Entries taken from a collection:
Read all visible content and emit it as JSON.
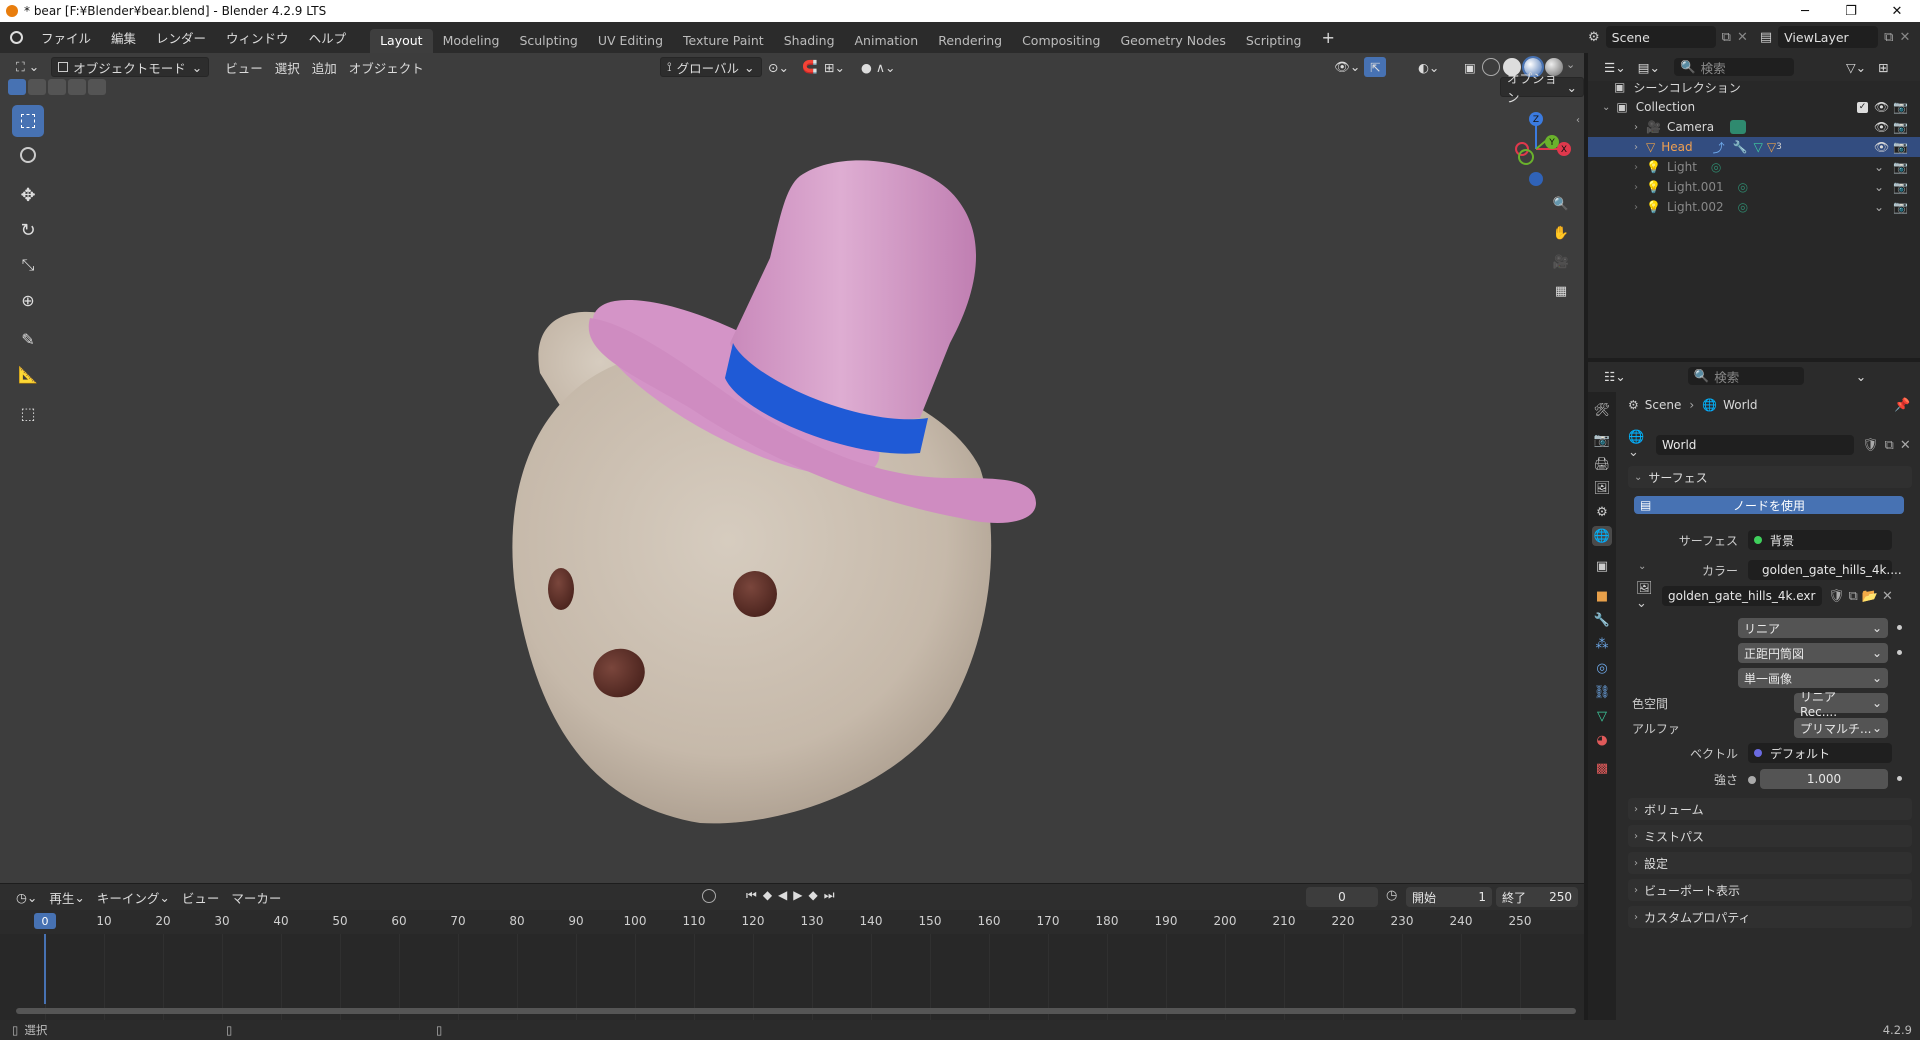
{
  "app": {
    "window_title": "* bear [F:¥Blender¥bear.blend] - Blender 4.2.9 LTS",
    "version": "4.2.9"
  },
  "menu": [
    "ファイル",
    "編集",
    "レンダー",
    "ウィンドウ",
    "ヘルプ"
  ],
  "workspaces": [
    "Layout",
    "Modeling",
    "Sculpting",
    "UV Editing",
    "Texture Paint",
    "Shading",
    "Animation",
    "Rendering",
    "Compositing",
    "Geometry Nodes",
    "Scripting"
  ],
  "active_workspace": "Layout",
  "scene_selector": {
    "scene": "Scene",
    "view_layer": "ViewLayer"
  },
  "viewport": {
    "mode": "オブジェクトモード",
    "menus": [
      "ビュー",
      "選択",
      "追加",
      "オブジェクト"
    ],
    "transform_orientation": "グローバル",
    "options_label": "オプション",
    "gizmo_axes": {
      "x": "X",
      "y": "Y",
      "z": "Z"
    }
  },
  "outliner": {
    "search_placeholder": "検索",
    "root": "シーンコレクション",
    "collection": "Collection",
    "items": [
      {
        "name": "Camera",
        "selected": false
      },
      {
        "name": "Head",
        "selected": true,
        "extra": "3"
      },
      {
        "name": "Light",
        "selected": false
      },
      {
        "name": "Light.001",
        "selected": false
      },
      {
        "name": "Light.002",
        "selected": false
      }
    ]
  },
  "properties": {
    "search_placeholder": "検索",
    "breadcrumb": [
      "Scene",
      "World"
    ],
    "world_name": "World",
    "surface_panel": "サーフェス",
    "use_nodes_button": "ノードを使用",
    "surface_label": "サーフェス",
    "surface_value": "背景",
    "color_label": "カラー",
    "color_value": "golden_gate_hills_4k....",
    "image_name": "golden_gate_hills_4k.exr",
    "interpolation": "リニア",
    "projection": "正距円筒図",
    "source": "単一画像",
    "colorspace_label": "色空間",
    "colorspace_value": "リニア Rec....",
    "alpha_label": "アルファ",
    "alpha_value": "プリマルチ...",
    "vector_label": "ベクトル",
    "vector_value": "デフォルト",
    "strength_label": "強さ",
    "strength_value": "1.000",
    "collapsed_panels": [
      "ボリューム",
      "ミストパス",
      "設定",
      "ビューポート表示",
      "カスタムプロパティ"
    ]
  },
  "timeline": {
    "menus": [
      "再生",
      "キーイング",
      "ビュー",
      "マーカー"
    ],
    "current_frame": "0",
    "start_label": "開始",
    "start_value": "1",
    "end_label": "終了",
    "end_value": "250",
    "ticks": [
      "0",
      "10",
      "20",
      "30",
      "40",
      "50",
      "60",
      "70",
      "80",
      "90",
      "100",
      "110",
      "120",
      "130",
      "140",
      "150",
      "160",
      "170",
      "180",
      "190",
      "200",
      "210",
      "220",
      "230",
      "240",
      "250"
    ]
  },
  "statusbar": {
    "left": "選択",
    "version": "4.2.9"
  },
  "colors": {
    "accent": "#4772b3",
    "selected_row": "#334d80",
    "hat": "#d49ac7",
    "hat_band": "#1f5ad6",
    "bear": "#cbbfb1"
  }
}
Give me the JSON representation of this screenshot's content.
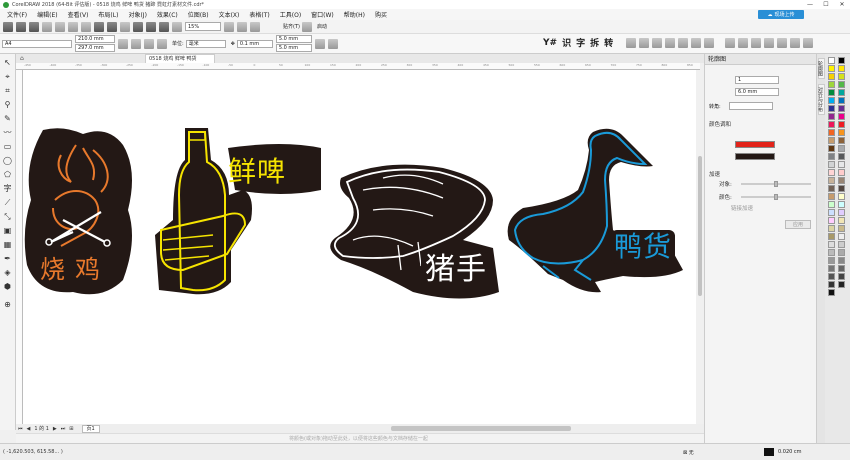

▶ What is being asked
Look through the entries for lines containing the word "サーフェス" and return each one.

▶ Response to this task
    "surface_panel": "サーフェス",
    "surface_label": "サーフェス",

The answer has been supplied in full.